NEA Says China Scandals Didn’t Affect Investments

(Reuters) – New Enterprise Associates (NEA), a leading venture capital firm, said on Wednesday it will stick to its business plan in China despite scandals involving some overseas-listed Chinese companies as negative sentiment has been overblown.

NEA plans to list one of its China portfolio companies in the United States this year and will submit IPO applications for two other Chinese firms, as it keeps its pace of investing in three to four companies in the country every year, managing director Xiaodong Jiang said, declining to name the companies.

“Current sentiment is very negative towards Chinese companies … and those seeking an IPO next week or next month will be most impacted,” Jiang told reporters on the sidelines of a private equity conference in Hangzhou. “But such fears have been exaggerated and are expected to fade in a few months’ time. Most Chinese companies are trustworthy.”

Investor concern over the integrity of Chinese companies, triggered by a series of accounting scandals at firms such as Sino-Forest Corp and fuelled by negative research reports from short sellers such as Muddy Waters, have knocked down prices of overseas-listed Chinese companies and thwarted several IPO plans.

NEA, a shareholder in Muddy Waters target Spreadtrum Communication, is confident about the Chinese chip company’s integrity and its business prospects, Jiang said.

Spreadtrum’s shares plunged after Muddy Waters questioned the company’s accounting practices in a negative public letter, but has rebounded sharply following clarification by Spreadtrum’s management.

“Time will tell whether the water is muddy or clear,” Jiang said. “Practices by some companies are outrageous and irresponsible, and there could also be other untold purposes.”

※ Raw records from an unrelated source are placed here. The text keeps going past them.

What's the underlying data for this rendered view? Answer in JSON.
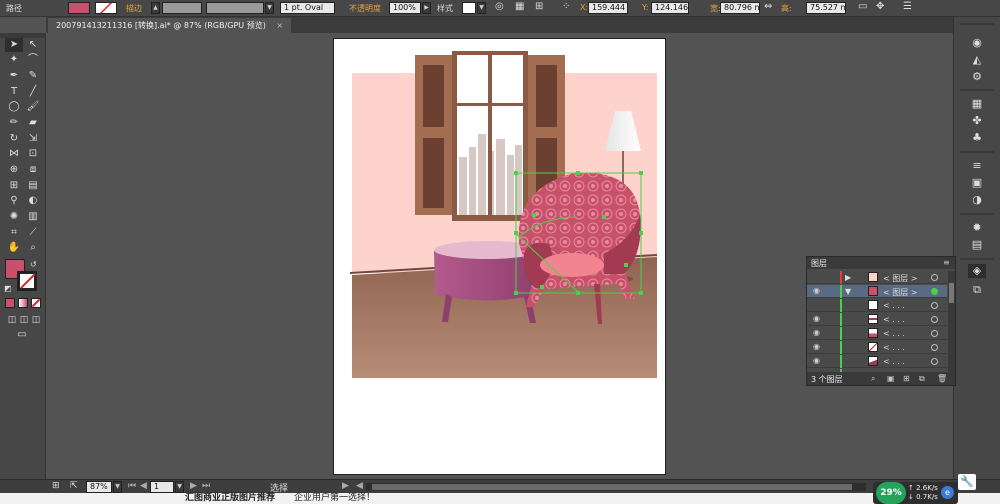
{
  "control_bar": {
    "path_label": "路径",
    "stroke_label": "描边",
    "stroke_value": "",
    "brush_value": "1 pt. Oval",
    "opacity_label": "不透明度",
    "opacity_value": "100%",
    "style_label": "样式",
    "x_label": "X:",
    "x_value": "159.444",
    "y_label": "Y:",
    "y_value": "124.146",
    "w_label": "宽:",
    "w_value": "80.796 mm",
    "h_label": "高:",
    "h_value": "75.527 mm"
  },
  "document_tab": "200791413211316 [转换].ai* @ 87% (RGB/GPU 预览)",
  "layers_panel": {
    "title": "图层",
    "footer": "3 个图层",
    "rows": [
      {
        "name": "< 图层 >",
        "selected": false
      },
      {
        "name": "< 图层 >",
        "selected": true
      },
      {
        "name": "< . . .",
        "selected": false
      },
      {
        "name": "< . . .",
        "selected": false
      },
      {
        "name": "< . . .",
        "selected": false
      },
      {
        "name": "< . . .",
        "selected": false
      },
      {
        "name": "< . . .",
        "selected": false
      },
      {
        "name": "< . . .",
        "selected": false
      }
    ]
  },
  "status_bar": {
    "zoom": "87%",
    "artboard_num": "1",
    "tool_name": "选择"
  },
  "ad_strip": {
    "headline": "汇图商业正版图片推荐",
    "sub": "企业用户第一选择！"
  },
  "net_widget": {
    "percent": "29%",
    "up": "2.6K/s",
    "down": "0.7K/s"
  },
  "colors": {
    "ui_bg": "#535353",
    "panel": "#474747",
    "selection_green": "#4ccf4c",
    "wall_pink": "#fdd3cb",
    "floor": "#a87c66",
    "chair": "#c65169"
  }
}
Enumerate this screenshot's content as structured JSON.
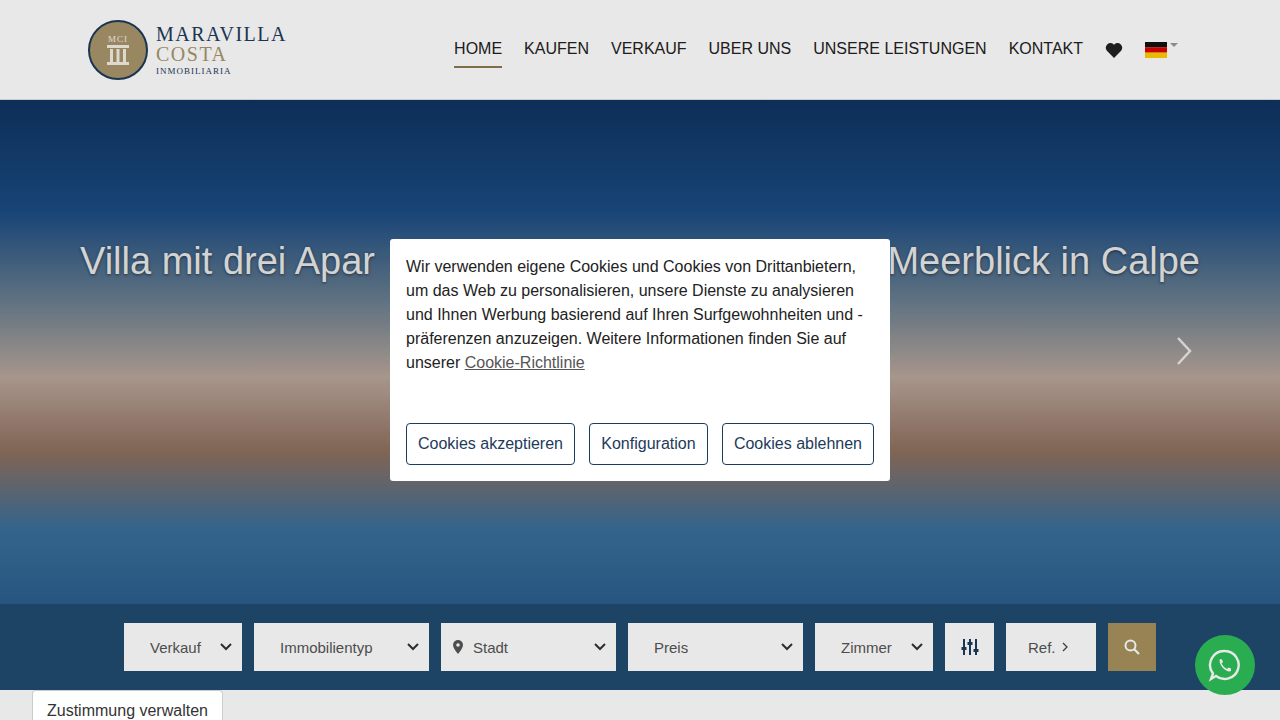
{
  "header": {
    "logo": {
      "monogram": "MCI",
      "line1": "MARAVILLA",
      "line2": "COSTA",
      "line3": "INMOBILIARIA"
    },
    "nav": [
      {
        "label": "HOME",
        "selected": true
      },
      {
        "label": "KAUFEN",
        "selected": false
      },
      {
        "label": "VERKAUF",
        "selected": false
      },
      {
        "label": "UBER UNS",
        "selected": false
      },
      {
        "label": "UNSERE LEISTUNGEN",
        "selected": false
      },
      {
        "label": "KONTAKT",
        "selected": false
      }
    ]
  },
  "hero": {
    "heading_parts": [
      "Villa mit drei Apar",
      "Meerblick in Calpe"
    ]
  },
  "search": {
    "fields": [
      {
        "kind": "select",
        "label": "Verkauf"
      },
      {
        "kind": "select",
        "label": "Immobilientyp"
      },
      {
        "kind": "location",
        "label": "Stadt"
      },
      {
        "kind": "select",
        "label": "Preis"
      },
      {
        "kind": "select",
        "label": "Zimmer"
      },
      {
        "kind": "filter"
      },
      {
        "kind": "ref",
        "label": "Ref."
      },
      {
        "kind": "search"
      }
    ]
  },
  "cookie_dialog": {
    "text": "Wir verwenden eigene Cookies und Cookies von Drittanbietern, um das Web zu personalisieren, unsere Dienste zu analysieren und Ihnen Werbung basierend auf Ihren Surfgewohnheiten und -präferenzen anzuzeigen. Weitere Informationen finden Sie auf unserer ",
    "link": "Cookie-Richtlinie",
    "buttons": [
      "Cookies akzeptieren",
      "Konfiguration",
      "Cookies ablehnen"
    ]
  },
  "consent_tab": "Zustimmung verwalten"
}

Jiang said some overseas-listed Chinese companies were problematic, but added that many such firms were misled into foreign capital markets by some western investment banks in the immediate wake of the financial crisis when cash was badly needed.

NEA, which has $11 billion under management globally, has invested about a quarter of its money in emerging markets China and India and that proportion will rise over time, Jiang said.

Since entering China in 2003, NEA has invested about $400 million in a portfolio of more than 20 companies, including e-commerce business, mobile payment service provider Lianlian Pay and Novast Pharmaceuticals.

(By Samuel Shen and Jacqueline Wong)